UV lights usually are either placed in HVAC system ductwork or positioned to shine directly on the evaporator coil and/or condensate pan. These uses offer these benefits:

  • Minimizing mold growth on the evaporator coil. The indoor coil carries the cold refrigerant that absorbs heat from your home. As the air cools flowing over the coil, the water vapor inside it condenses on the coil and it drains away. The coil provides a moist environment perfect for mold and bacterial growth. Besides the potential health problems associated with these organic growths, the coating of grime slows the ability of the refrigerant to remove heat from your home and drives up cooling costs.
  • Stopping mold growth in the ductwork. Left alone, mold spores that enter the ductwork can grow and spread. Since ducts are hidden from view, unchecked mold growth can prompt the need for professional intervention.
  • Limiting mold growth in your home. Mold’s role in nature is to break down organic materials. All it needs is warmth, food and moisture to thrive. It can grow on drywall, in furniture and carpets as mildew, and attack the wood from which your home is made.
  • Attacking a wide variety of micro-organisms contained in your indoor air as the air passes through the ducts and is exposed repeatedly to the UV light rays.

Some indoor air quality products include UV lights as part of filtration systems. Not only do they trap offending particles, they will eradicate the viable bacteria, viruses and mold spores in your home’s air. Whether used in a stand-alone air cleaner or incorporated in a forced-air system, both uses of UV lights will need bulb replacement periodically to maintain their effectiveness.


Humidity levels have an impact on your health and that of your home. When they’re out of the healthy range, between 30 and 50 percent, they can cause discomfort, spread diseases and harm your home. Indoor air quality products for humidity management include humidifiers and dehumidifiers.

Both of these devices are available as portable devices or those that can be attached to your HVAC system for convenient whole-house management of humidity levels, whose benefits include:

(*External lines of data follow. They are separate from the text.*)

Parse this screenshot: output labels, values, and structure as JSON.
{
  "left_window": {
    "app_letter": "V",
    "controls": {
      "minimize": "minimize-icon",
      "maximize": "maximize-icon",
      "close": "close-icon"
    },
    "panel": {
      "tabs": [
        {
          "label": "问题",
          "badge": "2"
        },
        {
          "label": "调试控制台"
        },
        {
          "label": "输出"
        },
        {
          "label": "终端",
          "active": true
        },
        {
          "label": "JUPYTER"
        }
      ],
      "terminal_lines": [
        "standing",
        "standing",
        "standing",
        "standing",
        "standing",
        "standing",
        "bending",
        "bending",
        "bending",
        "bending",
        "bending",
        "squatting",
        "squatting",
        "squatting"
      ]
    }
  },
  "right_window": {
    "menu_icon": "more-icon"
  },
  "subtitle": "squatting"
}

  • Reduced energy bills. High indoor humidity levels make your home seem warmer. If you find yourself turning the thermostat down just to lower the humidity level, a dehumidifier will increase your comfort without having to use your cooling system as much.
  • Humidity levels over 50 percent create a welcoming environment for dust mites and mold growth, both of which are potential allergens and respiratory irritants. Mold and mildew can destroy the materials on which they grow. Dust-mite waste is a common respiratory irritant and allergen. A central dehumidifier drains into your home’s plumbing and controls humidity levels with a humidistat, similar to a thermostat.


  • It’s no surprise that winter is called the cold and flu season. Dry air causes the moist coating around bacteria and viruses to evaporate quickly, enabling them to embed themselves in your respiratory tract faster. The dry air also leaves your nose and throat vulnerable, since lack of humidity also irritates them.
  • Dry air causes skin problems as well, along with static electricity that can damage electronics. The wood products in your home can shrink and crack. A central humidifier is one of the best indoor air quality products to manage humidity levels in the winter, since the appliance works automatically to provide you with the most comfortable humidity level.
  • A portable humidifier will only add moisture to the area where it’s located, needs constant refilling and weekly cleaning to keep bacteria from growing inside it. A central system delivers measured amounts of water vapor throughout your home, eliminating the problems dry air causes.

Since your home’s IAQ has a direct impact on your overall well-being, using effective indoor air quality products can go a long way toward improving health and comfort. To learn more, contact the pros at Griffith Energy Services, Inc. We’ve provided exceptional HVAC services for homeowners in the Baltimore and Mid-Atlantic area for more than 100 years.

Written by .

Image Provided by Shutterstock.com

Pin It on Pinterest

Compliance Settings
Increase Font Size
Simplified Font
Underline Links
Highlight Links